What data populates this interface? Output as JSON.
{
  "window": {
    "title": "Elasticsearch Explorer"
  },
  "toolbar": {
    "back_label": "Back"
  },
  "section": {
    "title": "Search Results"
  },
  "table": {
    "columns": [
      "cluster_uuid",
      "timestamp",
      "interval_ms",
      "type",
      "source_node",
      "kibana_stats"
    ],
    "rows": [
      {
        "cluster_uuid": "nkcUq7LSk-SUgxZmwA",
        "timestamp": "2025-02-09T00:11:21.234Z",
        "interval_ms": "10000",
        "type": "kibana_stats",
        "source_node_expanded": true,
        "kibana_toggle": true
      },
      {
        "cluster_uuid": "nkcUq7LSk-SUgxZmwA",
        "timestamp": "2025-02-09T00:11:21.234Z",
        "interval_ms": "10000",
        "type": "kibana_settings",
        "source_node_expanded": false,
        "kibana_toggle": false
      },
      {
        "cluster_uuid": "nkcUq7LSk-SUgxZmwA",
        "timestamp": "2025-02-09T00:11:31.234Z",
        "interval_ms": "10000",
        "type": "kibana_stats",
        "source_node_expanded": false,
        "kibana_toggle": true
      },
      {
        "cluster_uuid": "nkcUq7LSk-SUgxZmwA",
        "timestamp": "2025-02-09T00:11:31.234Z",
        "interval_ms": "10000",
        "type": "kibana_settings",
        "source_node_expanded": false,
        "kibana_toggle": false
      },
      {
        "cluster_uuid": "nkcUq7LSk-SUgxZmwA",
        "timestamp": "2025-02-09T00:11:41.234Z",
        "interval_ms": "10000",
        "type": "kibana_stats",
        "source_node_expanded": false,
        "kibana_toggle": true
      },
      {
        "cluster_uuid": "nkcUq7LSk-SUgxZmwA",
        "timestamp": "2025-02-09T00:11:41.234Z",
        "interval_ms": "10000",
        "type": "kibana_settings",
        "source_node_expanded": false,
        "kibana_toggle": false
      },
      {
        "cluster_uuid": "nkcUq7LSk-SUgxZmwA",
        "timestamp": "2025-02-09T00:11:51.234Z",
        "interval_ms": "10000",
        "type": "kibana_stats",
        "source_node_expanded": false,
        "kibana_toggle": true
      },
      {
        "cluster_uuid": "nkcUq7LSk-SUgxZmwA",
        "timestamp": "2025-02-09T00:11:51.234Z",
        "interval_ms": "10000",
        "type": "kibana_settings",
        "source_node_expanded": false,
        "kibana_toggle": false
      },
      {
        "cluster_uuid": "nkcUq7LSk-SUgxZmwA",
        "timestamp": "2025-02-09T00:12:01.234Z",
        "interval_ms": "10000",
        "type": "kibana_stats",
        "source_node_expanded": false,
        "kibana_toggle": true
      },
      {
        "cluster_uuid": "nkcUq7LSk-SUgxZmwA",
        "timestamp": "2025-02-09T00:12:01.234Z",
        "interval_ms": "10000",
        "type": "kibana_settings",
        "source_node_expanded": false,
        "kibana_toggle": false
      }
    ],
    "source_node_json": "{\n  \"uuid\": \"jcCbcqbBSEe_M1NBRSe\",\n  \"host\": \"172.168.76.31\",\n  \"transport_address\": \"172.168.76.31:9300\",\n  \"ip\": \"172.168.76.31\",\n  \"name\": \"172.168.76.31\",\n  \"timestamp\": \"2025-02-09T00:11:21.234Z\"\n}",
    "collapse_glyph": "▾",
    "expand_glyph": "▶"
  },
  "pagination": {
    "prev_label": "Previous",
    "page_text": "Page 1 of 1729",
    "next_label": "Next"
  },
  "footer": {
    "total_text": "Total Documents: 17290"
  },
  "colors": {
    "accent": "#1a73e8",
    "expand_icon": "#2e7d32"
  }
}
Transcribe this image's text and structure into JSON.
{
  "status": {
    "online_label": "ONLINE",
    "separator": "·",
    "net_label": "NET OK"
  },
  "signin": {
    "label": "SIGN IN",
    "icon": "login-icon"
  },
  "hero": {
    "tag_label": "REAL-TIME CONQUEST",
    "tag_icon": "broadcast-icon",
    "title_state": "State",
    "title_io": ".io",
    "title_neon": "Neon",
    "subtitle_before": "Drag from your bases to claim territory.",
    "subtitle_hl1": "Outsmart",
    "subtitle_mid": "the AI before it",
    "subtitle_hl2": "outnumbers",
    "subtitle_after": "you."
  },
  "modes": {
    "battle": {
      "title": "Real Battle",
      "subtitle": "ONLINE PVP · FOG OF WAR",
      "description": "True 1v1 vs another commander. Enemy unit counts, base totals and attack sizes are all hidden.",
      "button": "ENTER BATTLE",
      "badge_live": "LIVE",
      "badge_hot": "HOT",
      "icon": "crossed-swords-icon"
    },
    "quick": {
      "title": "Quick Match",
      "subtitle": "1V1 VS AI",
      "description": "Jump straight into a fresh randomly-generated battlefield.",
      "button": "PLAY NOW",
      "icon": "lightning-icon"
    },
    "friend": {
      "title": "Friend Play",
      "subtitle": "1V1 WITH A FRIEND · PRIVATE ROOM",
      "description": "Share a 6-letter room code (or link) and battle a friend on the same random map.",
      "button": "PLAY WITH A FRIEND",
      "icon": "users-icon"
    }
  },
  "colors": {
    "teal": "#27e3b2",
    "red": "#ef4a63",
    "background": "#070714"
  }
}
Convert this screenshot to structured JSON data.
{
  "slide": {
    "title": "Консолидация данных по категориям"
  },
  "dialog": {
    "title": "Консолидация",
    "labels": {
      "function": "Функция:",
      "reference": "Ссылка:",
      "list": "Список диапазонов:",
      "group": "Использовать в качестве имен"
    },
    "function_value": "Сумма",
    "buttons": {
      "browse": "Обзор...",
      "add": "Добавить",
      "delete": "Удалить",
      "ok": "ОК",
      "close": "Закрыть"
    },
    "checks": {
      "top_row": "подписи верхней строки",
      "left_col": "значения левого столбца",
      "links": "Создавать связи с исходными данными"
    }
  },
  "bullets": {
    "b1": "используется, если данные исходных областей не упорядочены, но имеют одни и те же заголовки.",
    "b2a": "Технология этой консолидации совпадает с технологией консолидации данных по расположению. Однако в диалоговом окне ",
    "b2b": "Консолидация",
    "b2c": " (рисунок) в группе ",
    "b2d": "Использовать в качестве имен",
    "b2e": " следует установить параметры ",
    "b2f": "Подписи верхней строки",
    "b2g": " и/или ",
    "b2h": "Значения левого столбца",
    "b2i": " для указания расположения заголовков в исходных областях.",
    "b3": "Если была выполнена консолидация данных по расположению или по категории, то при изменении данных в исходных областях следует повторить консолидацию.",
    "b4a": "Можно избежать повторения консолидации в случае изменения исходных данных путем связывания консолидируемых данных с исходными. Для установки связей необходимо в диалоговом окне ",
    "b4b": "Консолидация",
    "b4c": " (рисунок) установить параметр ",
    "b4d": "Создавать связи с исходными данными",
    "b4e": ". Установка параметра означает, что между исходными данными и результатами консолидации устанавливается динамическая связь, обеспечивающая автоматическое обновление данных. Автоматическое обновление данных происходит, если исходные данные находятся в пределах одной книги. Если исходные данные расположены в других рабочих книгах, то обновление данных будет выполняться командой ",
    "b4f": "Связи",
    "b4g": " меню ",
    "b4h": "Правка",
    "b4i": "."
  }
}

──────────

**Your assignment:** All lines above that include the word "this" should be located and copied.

**Response:**
What data populates this interface? Output as JSON.
Transcribe this image's text and structure into JSON.
Convert this screenshot to structured JSON data.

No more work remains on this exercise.